It would seem that parts (2) and (3) above are satisfied because the obstruction in the asphalt walkway was partially covered by the mat and the defendant failed to warn the plaintiff by word or sign. Further, the defendant failed to repair the obstruction.

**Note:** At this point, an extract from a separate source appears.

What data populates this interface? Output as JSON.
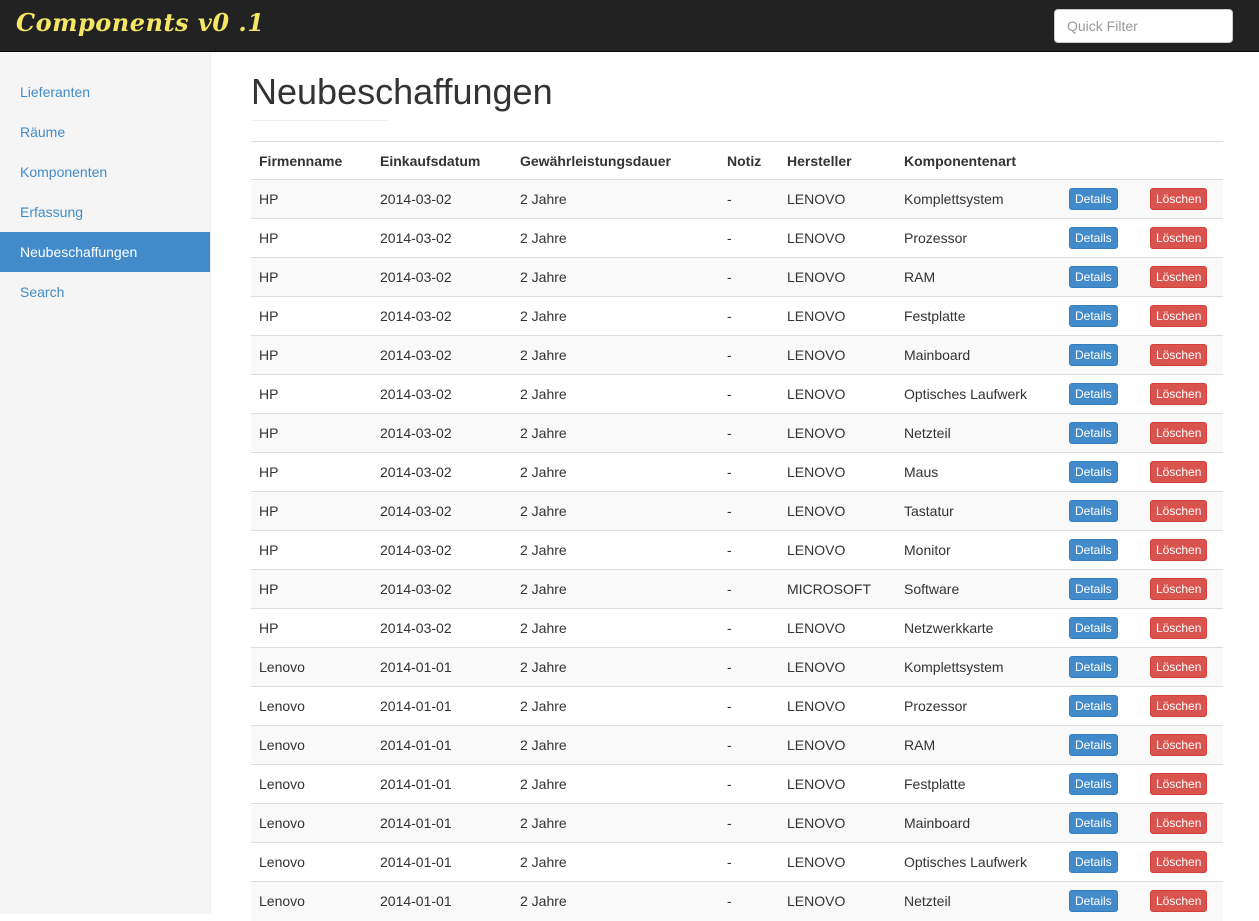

As to part (1), the defendant knew of the condition of the asphalt walkway the trench resulted from the laying of the air pipe over a year before the plaintiff's accident. By the process of elimination, the only question remaining is: Should the defendant have realized that the obstruction involved an unreasonable risk of harm to the plaintiff? This is strictly a jury question. There were testimony and photographs received in evidence as to the size, shape and location of the lip of the trench. This court cannot say as a matter of law that the risk of harm in this case was greater or less than the situations in cases like Stocking v. Sunset Square, Inc., supra, Eck v. Market Basket, 264 Or. 400, 505 P.2d 1156 (1973), and McVaigh v. Sandberg, 266 Or. 409, 513 P.2d 801 (1973).

A case should be taken from the jury only when the facts are such that only one conclusion can be drawn from them. As the court said in Stewart v. Jefferson Plywood Co., 255 Or. 603, 469 P.2d 783 (1970):

"* * * The jury is given a wide leeway in deciding whether the conduct in question falls above or below the standard of reasonable conduct deemed to have been set by the community. The court intervenes only when it can say that the actor's conduct clearly meets the standard or clearly falls below it." 255 Or. at 607, 469 P.2d at 785.

See also Jacobs v. Tidewater Barge Lines, 277 Or. 809, 562 P.2d 545 (1977).

The judgment of the trial court is affirmed.

NOTES

[1] We presume the witness meant and the jury understood that the lip was 18 inches long at the point where the plaintiff's foot caught on the obstruction. We believe this to be a reasonable inference. There were four photographs of the trench or indentation in the asphalt received in evidence.